As Kotaku points out, despite its indisputable meme-worthiness, the situation at the Suez Canal couldn't be more pressing. CNBC reports that the Ever Given is, at the time of writing, disrupting more than $9 billion worth of goods and $400 million per hour. Of course, that doesn't make Wilder's Suez Canal Bulldozer game any less amusing, but it does add some sobering context.

Here are the best feel-good games to play when you're feeling like a useless bulldozer.
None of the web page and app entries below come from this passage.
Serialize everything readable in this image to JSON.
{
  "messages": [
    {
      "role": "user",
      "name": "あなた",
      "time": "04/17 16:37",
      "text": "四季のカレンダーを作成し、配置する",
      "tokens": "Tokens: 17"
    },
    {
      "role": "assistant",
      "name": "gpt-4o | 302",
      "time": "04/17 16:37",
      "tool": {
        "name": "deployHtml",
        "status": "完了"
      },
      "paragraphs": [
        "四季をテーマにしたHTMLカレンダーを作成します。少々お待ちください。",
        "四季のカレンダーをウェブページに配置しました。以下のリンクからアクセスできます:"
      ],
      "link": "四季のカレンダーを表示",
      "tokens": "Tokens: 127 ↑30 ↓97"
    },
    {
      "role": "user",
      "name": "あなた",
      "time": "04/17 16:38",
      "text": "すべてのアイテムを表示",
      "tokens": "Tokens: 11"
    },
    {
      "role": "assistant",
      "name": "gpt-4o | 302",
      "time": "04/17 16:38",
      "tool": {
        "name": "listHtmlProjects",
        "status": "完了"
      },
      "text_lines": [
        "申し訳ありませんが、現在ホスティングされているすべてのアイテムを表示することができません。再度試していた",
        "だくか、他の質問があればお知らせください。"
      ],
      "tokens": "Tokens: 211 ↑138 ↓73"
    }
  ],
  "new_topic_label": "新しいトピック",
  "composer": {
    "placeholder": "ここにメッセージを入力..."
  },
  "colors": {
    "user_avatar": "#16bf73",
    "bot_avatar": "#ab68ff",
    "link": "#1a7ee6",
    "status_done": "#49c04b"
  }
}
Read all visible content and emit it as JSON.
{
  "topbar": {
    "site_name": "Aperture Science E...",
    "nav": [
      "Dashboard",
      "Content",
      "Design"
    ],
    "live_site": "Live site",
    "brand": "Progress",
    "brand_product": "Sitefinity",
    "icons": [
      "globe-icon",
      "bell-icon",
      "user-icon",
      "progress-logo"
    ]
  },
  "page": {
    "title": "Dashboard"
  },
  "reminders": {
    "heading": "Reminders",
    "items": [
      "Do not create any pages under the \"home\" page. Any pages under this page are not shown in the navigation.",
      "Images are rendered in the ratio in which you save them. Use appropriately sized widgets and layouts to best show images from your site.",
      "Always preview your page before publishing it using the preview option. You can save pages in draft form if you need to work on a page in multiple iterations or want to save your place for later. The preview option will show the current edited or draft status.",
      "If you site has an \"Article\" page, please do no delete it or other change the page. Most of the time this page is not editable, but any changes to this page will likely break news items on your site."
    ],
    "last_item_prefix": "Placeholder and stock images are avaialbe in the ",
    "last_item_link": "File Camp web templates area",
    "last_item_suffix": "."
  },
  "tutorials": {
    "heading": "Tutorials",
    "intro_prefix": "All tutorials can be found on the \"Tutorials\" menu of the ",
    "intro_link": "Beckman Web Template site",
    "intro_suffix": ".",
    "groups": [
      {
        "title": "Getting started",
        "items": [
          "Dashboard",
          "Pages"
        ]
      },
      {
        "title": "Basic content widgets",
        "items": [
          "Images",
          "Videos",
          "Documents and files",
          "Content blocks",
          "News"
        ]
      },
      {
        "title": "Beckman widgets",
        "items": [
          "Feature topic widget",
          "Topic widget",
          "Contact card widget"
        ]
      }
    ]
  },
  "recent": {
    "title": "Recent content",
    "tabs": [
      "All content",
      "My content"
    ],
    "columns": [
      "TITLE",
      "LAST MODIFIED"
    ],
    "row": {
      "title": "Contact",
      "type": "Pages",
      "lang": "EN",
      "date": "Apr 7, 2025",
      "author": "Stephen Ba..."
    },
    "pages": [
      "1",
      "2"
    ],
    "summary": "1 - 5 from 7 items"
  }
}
I'm GamesRadar's green tea-fueled, late-night news hound. I'm perpetually in search of an MMO to recapture the feeling of playing Ultima Online in the early 2000s, and I'm still sorting out self-esteem issues from being relegated to second player duties growing up with two older brothers. On a related note, I'm irrationally defensive of Luigi and his mansion.